Pigeons can learn abstract numerical rules, a skill that scientists had believed only primates possessed, researchers say.
And they believe the birds’ ability to reason numerically is probably something that a wide variety of species have.
Many species can discriminate between quantities of items, sounds or smells. But only primates (all species, from lemurs to chimpanzees) were known to be able to reason numerically.
For example, scientists showed in 1998 that rhesus monkeys can grasp the concept of “ordinal number.” That is, given two sets containing from one to nine objects, they can determine that, say, a set with one thing should be placed before a set with two things, and so on. Since then, “there have been nice, consistent findings of this ability across all primate species,” says Damian Scarf, a comparative psychologist at the University of Otago in Dunedin, New Zealand, and lead author of the new pigeon study. “But it’s always been a question if this is unique to primates.”

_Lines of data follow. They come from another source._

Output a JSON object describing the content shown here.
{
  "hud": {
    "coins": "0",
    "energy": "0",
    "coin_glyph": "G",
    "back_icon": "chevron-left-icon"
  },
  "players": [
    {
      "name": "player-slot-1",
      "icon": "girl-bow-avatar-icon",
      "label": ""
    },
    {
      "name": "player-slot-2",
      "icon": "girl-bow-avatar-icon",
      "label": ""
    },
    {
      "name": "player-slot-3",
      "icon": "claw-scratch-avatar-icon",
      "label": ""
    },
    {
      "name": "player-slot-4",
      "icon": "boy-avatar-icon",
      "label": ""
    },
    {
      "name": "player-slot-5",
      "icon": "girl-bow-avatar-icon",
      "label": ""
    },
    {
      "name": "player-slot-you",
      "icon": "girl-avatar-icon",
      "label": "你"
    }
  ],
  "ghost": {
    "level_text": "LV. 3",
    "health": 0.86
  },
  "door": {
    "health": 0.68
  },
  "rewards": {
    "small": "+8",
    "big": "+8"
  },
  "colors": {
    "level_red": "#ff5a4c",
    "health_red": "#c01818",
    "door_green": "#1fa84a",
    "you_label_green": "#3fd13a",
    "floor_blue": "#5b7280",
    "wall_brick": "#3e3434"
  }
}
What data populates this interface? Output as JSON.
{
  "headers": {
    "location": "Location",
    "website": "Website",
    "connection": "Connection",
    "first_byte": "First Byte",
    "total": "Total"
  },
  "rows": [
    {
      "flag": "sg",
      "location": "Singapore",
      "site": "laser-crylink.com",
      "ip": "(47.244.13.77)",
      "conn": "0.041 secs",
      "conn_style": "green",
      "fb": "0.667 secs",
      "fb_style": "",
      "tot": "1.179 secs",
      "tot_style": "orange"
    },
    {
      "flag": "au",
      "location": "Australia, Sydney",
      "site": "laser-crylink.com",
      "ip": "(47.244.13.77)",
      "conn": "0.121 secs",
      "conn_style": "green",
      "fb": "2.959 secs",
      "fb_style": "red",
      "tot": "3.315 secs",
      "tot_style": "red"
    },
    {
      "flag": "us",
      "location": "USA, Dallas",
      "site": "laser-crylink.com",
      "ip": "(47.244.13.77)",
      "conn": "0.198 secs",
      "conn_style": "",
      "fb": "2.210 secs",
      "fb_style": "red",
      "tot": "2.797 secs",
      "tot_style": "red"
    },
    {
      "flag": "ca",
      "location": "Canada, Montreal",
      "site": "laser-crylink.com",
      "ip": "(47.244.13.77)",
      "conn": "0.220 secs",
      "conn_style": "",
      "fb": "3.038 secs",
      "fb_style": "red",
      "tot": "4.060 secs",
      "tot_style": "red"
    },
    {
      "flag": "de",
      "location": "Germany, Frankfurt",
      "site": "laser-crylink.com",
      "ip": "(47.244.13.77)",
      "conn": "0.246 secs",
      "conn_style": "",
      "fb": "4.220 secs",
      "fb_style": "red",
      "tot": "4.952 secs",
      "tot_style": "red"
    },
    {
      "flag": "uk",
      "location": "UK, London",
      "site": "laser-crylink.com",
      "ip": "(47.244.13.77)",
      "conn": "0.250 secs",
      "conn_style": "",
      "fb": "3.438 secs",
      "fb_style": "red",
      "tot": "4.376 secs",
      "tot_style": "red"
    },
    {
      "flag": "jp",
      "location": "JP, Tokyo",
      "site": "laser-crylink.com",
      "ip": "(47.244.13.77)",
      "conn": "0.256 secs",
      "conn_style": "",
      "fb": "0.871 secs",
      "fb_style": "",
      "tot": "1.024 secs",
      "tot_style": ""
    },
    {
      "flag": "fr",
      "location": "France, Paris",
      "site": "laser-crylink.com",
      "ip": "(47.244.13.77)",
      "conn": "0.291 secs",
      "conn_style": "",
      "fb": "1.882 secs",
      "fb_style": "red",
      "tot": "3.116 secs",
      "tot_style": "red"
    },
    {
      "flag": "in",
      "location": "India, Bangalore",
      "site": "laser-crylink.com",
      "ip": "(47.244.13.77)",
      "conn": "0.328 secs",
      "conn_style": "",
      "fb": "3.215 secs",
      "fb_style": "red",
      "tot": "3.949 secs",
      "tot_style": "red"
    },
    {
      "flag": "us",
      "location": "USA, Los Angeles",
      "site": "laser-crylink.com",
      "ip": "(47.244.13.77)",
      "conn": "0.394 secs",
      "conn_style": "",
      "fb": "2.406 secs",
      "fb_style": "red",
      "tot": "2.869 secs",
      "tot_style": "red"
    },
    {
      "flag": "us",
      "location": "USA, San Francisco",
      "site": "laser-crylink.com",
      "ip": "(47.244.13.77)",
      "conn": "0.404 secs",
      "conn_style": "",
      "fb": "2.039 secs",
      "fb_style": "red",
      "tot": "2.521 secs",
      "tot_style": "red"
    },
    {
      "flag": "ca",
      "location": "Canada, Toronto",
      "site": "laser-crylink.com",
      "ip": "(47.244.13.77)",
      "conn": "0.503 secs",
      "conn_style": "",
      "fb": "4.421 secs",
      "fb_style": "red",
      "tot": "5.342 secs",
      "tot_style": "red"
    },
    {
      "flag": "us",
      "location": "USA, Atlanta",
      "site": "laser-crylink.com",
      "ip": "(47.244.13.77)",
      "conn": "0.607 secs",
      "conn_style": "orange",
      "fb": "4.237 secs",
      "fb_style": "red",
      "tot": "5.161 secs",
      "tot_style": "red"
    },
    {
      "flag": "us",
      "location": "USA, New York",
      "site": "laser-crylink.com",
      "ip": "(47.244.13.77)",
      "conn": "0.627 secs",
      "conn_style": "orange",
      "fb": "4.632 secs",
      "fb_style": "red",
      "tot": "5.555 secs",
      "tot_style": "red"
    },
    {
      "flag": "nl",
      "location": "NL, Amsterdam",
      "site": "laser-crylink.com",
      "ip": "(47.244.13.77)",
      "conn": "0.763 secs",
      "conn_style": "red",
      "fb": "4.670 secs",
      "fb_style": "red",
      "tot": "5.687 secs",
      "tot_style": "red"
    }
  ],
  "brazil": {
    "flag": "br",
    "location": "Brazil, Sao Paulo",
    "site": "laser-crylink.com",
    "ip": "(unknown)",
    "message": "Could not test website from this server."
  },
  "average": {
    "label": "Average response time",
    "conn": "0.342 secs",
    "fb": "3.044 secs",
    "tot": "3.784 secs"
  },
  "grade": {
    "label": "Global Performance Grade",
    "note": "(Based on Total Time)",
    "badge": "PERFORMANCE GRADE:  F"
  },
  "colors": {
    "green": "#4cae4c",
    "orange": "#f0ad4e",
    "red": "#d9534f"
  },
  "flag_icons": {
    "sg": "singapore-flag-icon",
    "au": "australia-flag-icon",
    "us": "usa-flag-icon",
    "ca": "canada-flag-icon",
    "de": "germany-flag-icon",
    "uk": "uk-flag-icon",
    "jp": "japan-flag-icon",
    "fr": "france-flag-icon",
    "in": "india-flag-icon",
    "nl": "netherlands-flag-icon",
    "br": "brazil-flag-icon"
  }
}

To find out, Scarf and his colleagues gave a test to three pigeons.
Scarf spent a year training the pigeons to order three sets containing one to three objects, such as a set of one yellow rectangle, two red ovals and three yellow bars. The sets would appear on a computer screen, with colors and shapes changing each time. The birds had to peck at them in the ascending numerical order to get a food reward. “They had to learn that it was the number of items that mattered, not the color or shape,” says Scarf.
The pigeons were then asked to place two sets containing between one and nine items in the correct, ascending sequence to see if they understood the basic principle behind ordinal numbers. In their training sessions, the birds had learned only first, second and third. But they didn’t falter when presented with new numbers of shapes, such as five ovals or seven rectangles. The pigeons’ scores were far better than chance responses would have yielded, says Scarf.
“I thought it was amazing that monkeys could do this, so we should be even more impressed that pigeons can, too,” says Elizabeth Brannon, a cognitive neuroscientist at Duke University in Durham, N.C., and lead author on the original rhesus monkey study. The disparate creatures may be relying on the same neural mechanism to perform the task, she speculates. “These new findings suggest that, despite completely different brain organization and hundreds of millions of years of evolutionary divergence, pigeons and monkeys solve this problem in a similar way,” says Brannon.
Scarf and his co-authors suggest that other species may demonstrate similar skills. Colleagues agree. “The ability to represent and use numerosity is probably widespread among many animal species,” says Michael Beran, a comparative psychologist at Georgia State University in Atlanta. Moreover, he says, the study suggests that other creatures may possess the “foundational mechanisms” that enable humans to reason so well with numbers and that “perhaps even advanced mathematical abilities may be found in other animals.”
This article is adapted from ScienceNOW, the online daily news service of the journal Science.